That same genius for anticipating what’s hap-pening next in the real-estate business has long distinguished the careers of Mark Man-delbaum and Barry Fenton, the co-founders of Lanterra Developments. And don’t just take our word for it. Awhile back, the Toronto Star lauded the duo for their demonstrable “tal-ent for transforming neglected parts of the city into bustling mixed-used communities.” Over the last fifteen years there has been a dramatic renaissance of downtown Toronto as a place where people live—as well as work. And Lanterra has unquestionably been a major player in this extraordinary transformation with projects like The Toy Factory Lofts, Mu-rano and Burano on Bay Street, Maple Lead Square and Ice in the Southcore Financial Dis-trict, and One Bedford on Bloor Street.  Both Mark and Barry were veterans in the real estate business when they became partners back in 2002 after discovering they had com-plimentary skill sets: Mark handles design, architecture and marketing, Barry, acquisi-tion and construction.

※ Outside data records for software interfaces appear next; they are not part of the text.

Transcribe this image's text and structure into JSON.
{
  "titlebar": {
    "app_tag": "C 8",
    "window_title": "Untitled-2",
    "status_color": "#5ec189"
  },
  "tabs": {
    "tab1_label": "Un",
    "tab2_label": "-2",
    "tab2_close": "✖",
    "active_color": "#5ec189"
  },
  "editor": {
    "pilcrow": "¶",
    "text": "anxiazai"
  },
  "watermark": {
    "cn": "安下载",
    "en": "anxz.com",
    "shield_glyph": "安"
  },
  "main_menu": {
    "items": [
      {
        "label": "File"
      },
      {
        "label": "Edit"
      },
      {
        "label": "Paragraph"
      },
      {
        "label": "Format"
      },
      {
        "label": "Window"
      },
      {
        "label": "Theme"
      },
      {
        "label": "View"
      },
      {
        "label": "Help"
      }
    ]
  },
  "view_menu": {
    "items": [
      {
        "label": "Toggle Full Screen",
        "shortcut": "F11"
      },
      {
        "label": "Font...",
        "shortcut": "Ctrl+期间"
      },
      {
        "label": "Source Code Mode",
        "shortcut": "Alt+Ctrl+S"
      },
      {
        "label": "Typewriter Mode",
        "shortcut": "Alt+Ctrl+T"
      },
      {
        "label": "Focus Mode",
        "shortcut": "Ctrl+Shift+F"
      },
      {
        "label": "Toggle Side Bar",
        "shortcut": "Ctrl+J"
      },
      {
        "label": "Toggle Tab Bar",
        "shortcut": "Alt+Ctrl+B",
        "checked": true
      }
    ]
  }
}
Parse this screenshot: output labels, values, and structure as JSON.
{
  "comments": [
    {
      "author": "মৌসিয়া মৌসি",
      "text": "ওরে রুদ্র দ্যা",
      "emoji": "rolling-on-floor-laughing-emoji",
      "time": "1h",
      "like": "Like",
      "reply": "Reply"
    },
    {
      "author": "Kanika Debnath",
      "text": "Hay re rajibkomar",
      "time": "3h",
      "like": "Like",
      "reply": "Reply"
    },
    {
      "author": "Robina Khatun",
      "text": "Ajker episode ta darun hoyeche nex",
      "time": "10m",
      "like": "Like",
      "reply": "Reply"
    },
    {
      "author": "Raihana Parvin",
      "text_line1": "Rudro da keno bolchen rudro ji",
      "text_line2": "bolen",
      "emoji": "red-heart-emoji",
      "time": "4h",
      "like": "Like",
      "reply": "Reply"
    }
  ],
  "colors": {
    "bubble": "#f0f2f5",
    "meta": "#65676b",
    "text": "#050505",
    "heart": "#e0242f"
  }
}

And they, amazingly, also had a similar vision of what was about to happen in downtown Toronto. It was a vision based on both demographics and the eco-nomics of the real-estate business. “A lot of people were being priced out of the single-family home business and a lot of young people wanted to live downtown where they work and play not in the suburbs,” says Mark. Both factors helped catalyze To-ronto’s downtown condo boom over the last decade. Add to this Mark and Barry’s genius for seeing potential in under-utilized real es-tate and you have The Lanterra Effect, the creation of extraordinary value in previously under-valued districts. “Our projects accomplish things that are not typical,” argues Mark. “They’re creating new neighbourhoods and new urban realities. That’s what we like to do.” And for proof, look no further than the new community created between the Air Canada and Rogers centres in downtown Toronto. “If we hadn’t gone in and built Maple Leaf Square and ICE Condos, you wouldn’t have seen a few million square feet of office space and other condos and ho-tels coming in.” Lanterra’s talent for seeing re-al-estate gold will soon work its magic in Don Mills, as well.
(Rodeo Drive Condos)